Great Lakes TechSurge comes on the heels of Farms, Food & Health, set for Thursday–Sunday at both the Great Lakes Culinary Institute and the Hagerty Center. It’s the second time the campus has hosted the event connecting farmers and local food advocates with health care providers. NMC chef instructors will offer culinary medicine training for accredited healthcare professionals in addition to speakers, workshops and a vendor expo.
Last held in 2017, a new addition to this year’s event is student scholarships. NMC student Maya Koscielny, who is studying both culinary sales and marketing and fruit and vegetable crop management, will attend thanks to an NMC scholarship that covers her registration fees.
“People just need to be made more aware of the health implications,” of their diet, said Koscielny, who hopes for a career in sustainable farming practices. She’s even going to trade in her Saturday morning free time to attend.
“I’d rather be going to (the conference) than sleeping in,” she said.
Registration for Farms, Food and Health is closed, but the public is welcome to attend the free expo from 10 a.m. to 4:30 p.m. Friday at the Hagerty Center.
Meanwhile, Marine Technology students have the opportunity to see their research published via a poster symposium, and attend a career fair that’s part of Great Lakes TechSurge.
“They’re actively looking for students with our skills,” Van Sumeren said of the attendees. NMC offers the nation’s only bachelor’s degree in marine technology in the nation. Begun in 2015, the program just had its largest fall enrollment to date. A total of forty students are enrolled including Max Crowe, pictured top, conducting mapping and surveying work in Isle Royale National Park in Lake Superior this summer.
“The student success is building momentum,” Van Sumeren said.
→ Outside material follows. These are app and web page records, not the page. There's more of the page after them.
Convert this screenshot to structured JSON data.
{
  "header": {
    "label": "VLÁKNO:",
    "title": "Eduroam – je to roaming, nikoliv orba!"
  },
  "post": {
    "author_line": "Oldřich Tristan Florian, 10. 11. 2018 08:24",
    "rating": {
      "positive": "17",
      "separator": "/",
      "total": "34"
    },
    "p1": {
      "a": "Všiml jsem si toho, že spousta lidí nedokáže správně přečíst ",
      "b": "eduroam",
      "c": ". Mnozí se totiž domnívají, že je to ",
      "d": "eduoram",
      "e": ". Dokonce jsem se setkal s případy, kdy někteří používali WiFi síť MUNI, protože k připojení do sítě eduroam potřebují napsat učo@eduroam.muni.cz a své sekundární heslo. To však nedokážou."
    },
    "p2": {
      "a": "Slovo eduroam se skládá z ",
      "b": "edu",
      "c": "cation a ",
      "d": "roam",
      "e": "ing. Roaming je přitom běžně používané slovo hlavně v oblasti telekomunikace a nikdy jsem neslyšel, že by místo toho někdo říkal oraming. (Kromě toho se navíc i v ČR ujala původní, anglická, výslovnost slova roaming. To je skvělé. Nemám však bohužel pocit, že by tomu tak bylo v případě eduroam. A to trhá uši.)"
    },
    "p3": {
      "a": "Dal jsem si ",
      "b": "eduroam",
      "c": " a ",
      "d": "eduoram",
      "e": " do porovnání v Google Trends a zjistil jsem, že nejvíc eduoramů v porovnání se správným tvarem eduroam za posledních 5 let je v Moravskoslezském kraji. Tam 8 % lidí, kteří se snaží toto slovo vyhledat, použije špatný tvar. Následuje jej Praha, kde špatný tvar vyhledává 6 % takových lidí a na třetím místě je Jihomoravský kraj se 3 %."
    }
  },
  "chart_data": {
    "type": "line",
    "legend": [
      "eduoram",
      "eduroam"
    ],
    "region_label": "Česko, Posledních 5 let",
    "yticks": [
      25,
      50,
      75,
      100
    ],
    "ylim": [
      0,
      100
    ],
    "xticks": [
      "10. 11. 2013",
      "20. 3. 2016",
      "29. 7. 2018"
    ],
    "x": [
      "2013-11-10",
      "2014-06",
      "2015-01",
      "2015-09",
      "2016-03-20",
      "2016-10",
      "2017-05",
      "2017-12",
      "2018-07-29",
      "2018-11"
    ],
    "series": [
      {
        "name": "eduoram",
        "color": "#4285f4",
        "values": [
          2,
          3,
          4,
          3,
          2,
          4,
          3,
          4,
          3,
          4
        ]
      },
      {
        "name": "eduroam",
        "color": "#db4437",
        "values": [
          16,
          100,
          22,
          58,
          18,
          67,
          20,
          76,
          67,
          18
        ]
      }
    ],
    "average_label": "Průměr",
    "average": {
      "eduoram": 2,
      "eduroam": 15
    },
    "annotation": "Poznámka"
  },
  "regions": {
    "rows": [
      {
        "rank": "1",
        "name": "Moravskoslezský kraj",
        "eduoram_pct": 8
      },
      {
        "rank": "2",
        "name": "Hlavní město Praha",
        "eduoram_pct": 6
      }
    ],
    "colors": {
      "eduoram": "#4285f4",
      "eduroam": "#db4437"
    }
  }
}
Great Lakes TechSurge is still open for registration and include speakers and demonstrations from NMC vessels and in the Great Lakes campus harbor.